Supporters tout fracking as an economic energizer with the potential to create hundreds of jobs and bring revenues to lucky landowners in central parts of North Carolina like Sanford. Critics, however, note the many questions about the drilling's long-term environmental impacts, including examples of water pollution and increased seismic activity reported in other states.
Some also noted a majority of the mining commission's ranks would be filled by individuals with experience or interest in the industry.
Senate Bill 820—the brainchild of Sen. Bob Rucho, R-Mecklenburg, and Rep. Mitch Gillespie, R-McDowell—survived opposition from N.C. General Assembly Democrats and environmentalists who said the legislation did not do enough to protect the state's environment.
In a statement Sunday, Perdue echoed those sentiments.
"Our drinking water and the health and safety of North Carolina's families are too important," Perdue said in the statement. "We can't put them in jeopardy by rushing to allow fracking without proper safeguards."
The governor called on lawmakers to adopt a "strong set of standards" as she urged in an executive order in May.

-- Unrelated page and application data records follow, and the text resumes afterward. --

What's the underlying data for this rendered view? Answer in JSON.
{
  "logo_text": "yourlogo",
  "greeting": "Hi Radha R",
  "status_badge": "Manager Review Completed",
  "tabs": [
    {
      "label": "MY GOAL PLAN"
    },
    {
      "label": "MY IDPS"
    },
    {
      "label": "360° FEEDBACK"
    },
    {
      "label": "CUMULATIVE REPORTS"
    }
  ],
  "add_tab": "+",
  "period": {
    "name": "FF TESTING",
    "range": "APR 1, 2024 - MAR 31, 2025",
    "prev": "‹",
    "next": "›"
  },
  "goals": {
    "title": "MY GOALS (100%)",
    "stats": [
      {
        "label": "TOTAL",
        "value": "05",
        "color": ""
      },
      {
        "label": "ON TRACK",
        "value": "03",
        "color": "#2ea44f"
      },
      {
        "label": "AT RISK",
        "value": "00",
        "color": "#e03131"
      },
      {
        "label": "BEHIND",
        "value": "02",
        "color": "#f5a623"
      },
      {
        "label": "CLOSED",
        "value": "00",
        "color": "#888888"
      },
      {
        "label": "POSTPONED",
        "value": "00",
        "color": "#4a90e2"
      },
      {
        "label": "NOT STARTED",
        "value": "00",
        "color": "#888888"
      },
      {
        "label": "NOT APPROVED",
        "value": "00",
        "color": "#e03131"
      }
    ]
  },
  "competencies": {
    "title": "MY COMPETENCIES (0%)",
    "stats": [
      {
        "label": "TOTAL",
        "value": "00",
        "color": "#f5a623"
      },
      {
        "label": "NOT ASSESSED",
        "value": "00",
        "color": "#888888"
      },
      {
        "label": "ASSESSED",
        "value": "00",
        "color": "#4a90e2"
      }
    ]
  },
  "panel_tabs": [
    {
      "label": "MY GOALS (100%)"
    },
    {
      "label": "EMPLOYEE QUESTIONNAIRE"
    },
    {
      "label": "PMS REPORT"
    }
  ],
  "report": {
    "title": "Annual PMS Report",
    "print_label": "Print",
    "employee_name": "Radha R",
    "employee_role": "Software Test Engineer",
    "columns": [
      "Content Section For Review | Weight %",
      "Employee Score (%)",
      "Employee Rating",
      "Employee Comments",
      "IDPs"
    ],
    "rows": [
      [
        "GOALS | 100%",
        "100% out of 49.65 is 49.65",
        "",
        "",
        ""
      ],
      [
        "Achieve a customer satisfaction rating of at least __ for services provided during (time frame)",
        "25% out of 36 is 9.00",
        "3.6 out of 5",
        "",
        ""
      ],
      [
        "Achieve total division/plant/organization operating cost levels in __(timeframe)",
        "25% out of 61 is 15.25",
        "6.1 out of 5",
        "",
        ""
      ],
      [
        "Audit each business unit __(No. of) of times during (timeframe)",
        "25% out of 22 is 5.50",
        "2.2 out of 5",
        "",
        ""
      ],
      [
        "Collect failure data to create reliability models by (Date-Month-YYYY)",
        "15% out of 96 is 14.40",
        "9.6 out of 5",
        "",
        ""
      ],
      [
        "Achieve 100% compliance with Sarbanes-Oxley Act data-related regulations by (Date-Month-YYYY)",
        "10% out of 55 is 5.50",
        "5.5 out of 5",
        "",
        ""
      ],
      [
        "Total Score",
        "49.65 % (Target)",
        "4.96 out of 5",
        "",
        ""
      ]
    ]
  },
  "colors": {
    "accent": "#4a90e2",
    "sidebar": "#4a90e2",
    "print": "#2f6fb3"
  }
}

Not surprisingly, Republican legislative leaders are taking shots at the governor for her veto, calling it a "flip-flop" in a joint statement Sunday by House Speaker Thom Tillis, R-Mecklenburg, and Senate President Pro Tempore Phil Berger, R-Rockingham.
"The General Assembly incorporated many of the governor's recommendations in a bipartisan plan to begin developing regulatory framework for affordable, clean energy alternatives," the lawmakers said. "We are disappointed, but not surprised, that when decision time neared, she once again caved to her liberal base rather than support the promise of more jobs for our state."
Meanwhile, environmental advocates applauded the veto.
"Gov. Perdue stood up for our drinking water today," said Elizabeth Ouzts, state director for Environment North Carolina, in a statement Sunday. "She stood up for our air quality and our rural landscapes, and against this dangerous approach to fracking."
Hope Taylor, executive director of Clean Water for NC, said in a statement that the governor heeded the voices of a number of fracking opponents who called for the governor's veto in recent weeks.
"While there are varying perceptions about the safety of fracking and the economic potential of shale gas in North Carolina, it's only those who already have a vested interest in shale gas, or who want to bring dirty oil and gas money into N.C. elections who were pushing hard for this bill—that's why bill supporters couldn't muster many contacts to the governor," Taylor said.
Democrats' gubernatorial candidate, Lt. Gov. Walter Dalton, took the opportunity to separate himself from the unpopular Perdue, releasing a statement Monday criticizing the veto.
"This legislation sets up a regulatory structure that, while not perfect, is a proactive step and no fracking can occur until further action by the legislature," Dalton said. "The House did take steps to include more safeguards, especially for the drinking water supply, which is one of my principle concerns."